Paul: Oh, should I create stuff out of thin air? Would it help me? Or on the other side of that, I found something that I think might not be good. Should I get rid of that? 

Halisi: Right. Right.

Paul: And the answer is, please don’t destroy anything. 

Halisi: Yeah, yeah. 

Paul: Don’t, don’t don’t get rid of anything. Don’t, don’t, don’t, don’t create anything new. Go speak with your attorney and they’re going to then go through your documentation. But please resist the temptation to mess with anything.

Halisi: Exactly. 

Paul: Okay, I think next on our list would be don’t take adverse action if the employee is working with you. It’s hurtful to, and it’s really hard to like get a letter from an attorney who represents an employee who’s working with you. But some of our larger employers, it happens. Don’t take any adverse action. And if you feel like somebody else is helping them or may be a part of this or instigated it and they’re working for you, don’t take adverse action against them either.

Halisi: Right. And someone else might be helping them.

Paul: Oh!

Halisi: Someone else,  someone else might be helping –

Paul:  Oh, okay.

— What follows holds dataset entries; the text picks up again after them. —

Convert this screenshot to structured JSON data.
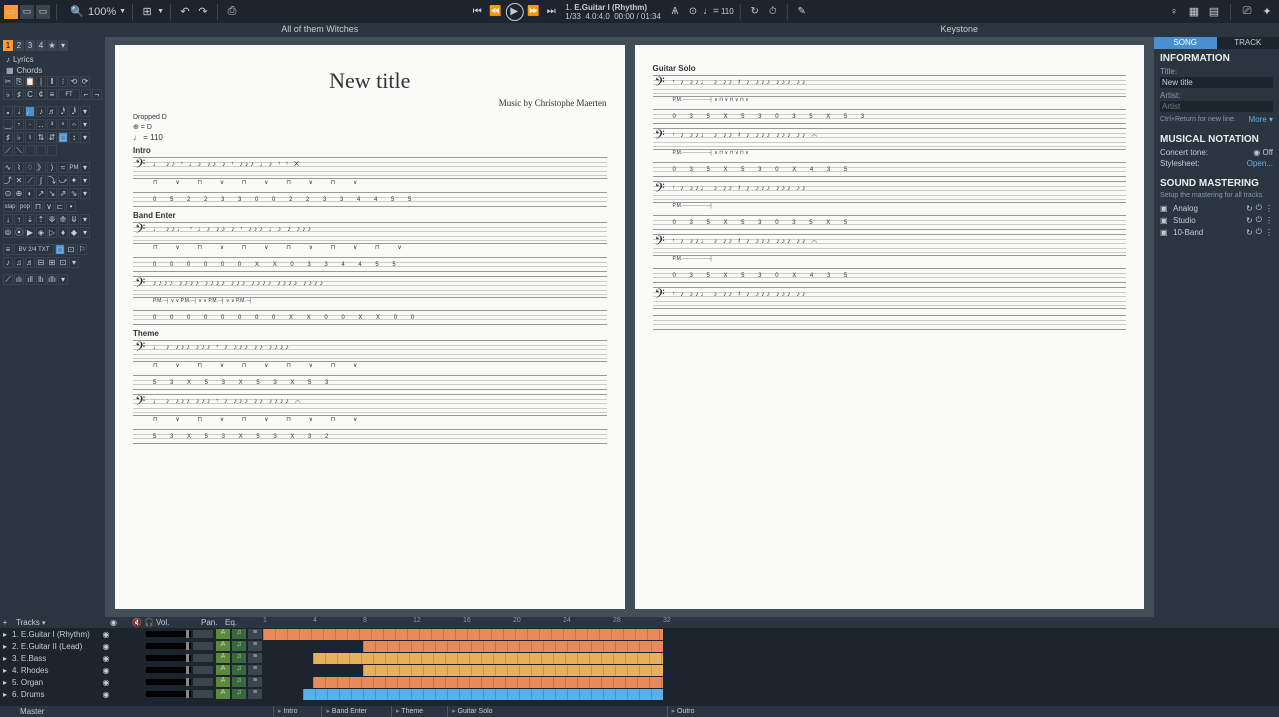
{
  "toolbar": {
    "zoom": "100%"
  },
  "transport": {
    "track_num": "1.",
    "track_name": "E.Guitar I (Rhythm)",
    "bar": "1/33",
    "timesig": "4.0:4.0",
    "time": "00:00 / 01:34",
    "tempo": "110"
  },
  "subheader": {
    "left": "All of them Witches",
    "right": "Keystone"
  },
  "leftpanel": {
    "tabs": [
      "1",
      "2",
      "3",
      "4"
    ],
    "lyrics": "Lyrics",
    "chords": "Chords",
    "signature": "BV 2/4 TXT"
  },
  "score": {
    "title": "New title",
    "credit": "Music by Christophe Maerten",
    "tuning": "Dropped D",
    "tuning2": "⊕ = D",
    "tempo": "♩ = 110",
    "sections": [
      "Intro",
      "Band Enter",
      "Theme"
    ],
    "page2_section": "Guitar Solo"
  },
  "rightpanel": {
    "tabs": [
      "SONG",
      "TRACK"
    ],
    "info_h": "INFORMATION",
    "title_label": "Title:",
    "title_value": "New title",
    "artist_label": "Artist:",
    "artist_placeholder": "Artist",
    "hint": "Ctrl+Return for new line.",
    "more": "More ▾",
    "notation_h": "MUSICAL NOTATION",
    "concert_tone": "Concert tone:",
    "concert_off": "Off",
    "stylesheet": "Stylesheet:",
    "open": "Open...",
    "mastering_h": "SOUND MASTERING",
    "mastering_sub": "Setup the mastering for all tracks",
    "chain": [
      "Analog",
      "Studio",
      "10-Band"
    ]
  },
  "tracks": {
    "header": "Tracks",
    "vol": "Vol.",
    "pan": "Pan.",
    "eq": "Eq.",
    "list": [
      {
        "n": "1.",
        "name": "E.Guitar I (Rhythm)"
      },
      {
        "n": "2.",
        "name": "E.Guitar II (Lead)"
      },
      {
        "n": "3.",
        "name": "E.Bass"
      },
      {
        "n": "4.",
        "name": "Rhodes"
      },
      {
        "n": "5.",
        "name": "Organ"
      },
      {
        "n": "6.",
        "name": "Drums"
      }
    ],
    "master": "Master"
  },
  "timeline": {
    "bars": [
      "1",
      "4",
      "8",
      "12",
      "16",
      "20",
      "24",
      "28",
      "32"
    ],
    "markers": [
      "Intro",
      "Band Enter",
      "Theme",
      "Guitar Solo",
      "Outro"
    ],
    "colors": [
      "#e88a5a",
      "#e88a5a",
      "#e8b05a",
      "#e8b05a",
      "#e88a5a",
      "#5ab0e8"
    ]
  }
}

Halisi: Helping them with language. And I think that even if someone is particularly helping them, it’s important not to take not to take adverse employment action. 

Paul: Yeah.

Halisi:  And you’re still going to want to treat them consistently as you would any other employee –

Paul: Right.

Halisi: Even though it’s going to be hard, because you’re saying –

Paul: Because even though you feel like you might have an enemy inside your defenses. But again, this is all part of the ‘it’ll be better a week from now once you’ve kind of gathered everything and you find out whether this is really an issue’. The last thing that I want to say before we let everybody go, because this has been a very HR nerdy kind of focused thing, is that it always looks bad in the beginning, but once you run the numbers, pull the documents to get all the records, a lot of times, in my experience, Halisi, now for like 18 years, doctors all freaked out and I’m freaked out, letters terrible and everything and we find out what is owed is $2,100 to two employees and it’s an isolated error and it’s not something that’s going to blow up any bigger than that. So just go through the process and to recap, go to your EPLI if you have it, don’t destroy the evidence, don’t freak out, stop talking about it internally until you find an attorney who you can be underneath their umbrella and then you just methodically move forward to this and the best thing you have in any kind of lawsuit is to have good documentation, the right policies in place, and that can really be very, very helpful in so many different things. Right?

Halisi: Correct.

Paul: Okay. Don’t panic. It’s going to be alright. Thanks Halisi.

Halisi: Thank you.

Voice Over: Thanks for joining us for this week’s episode of What The Hell Just Happened? do Paul a favor; share this with your network. If you have an HR issue or a question, and you’d like us to discuss it on this show, send it to podcast@WTHjusthappened.com. For more HR advice and insights from Paul and his team of experts, you can also join the private Facebook group, HR Base Camp, or visit HRbasecamp.com. Make sure you tune in next week. And remember: better workplaces make better lives.

Mar 21, 2023

Friendly Disclaimer: This information is general in nature and is not intended to provide legal advice or replace individual guidance about a specific issue with an attorney or HR expert. The information on this page is general human resources guidance based on applicable local, state and/or federal U.S. employment law that is believed to be current as of the date of publication. Note that CEDR is not a law firm, and as the law is always changing, you should consult with a qualified attorney or HR expert who is familiar with all of the facts of your situation before making a decision about any human resources or employment law matter.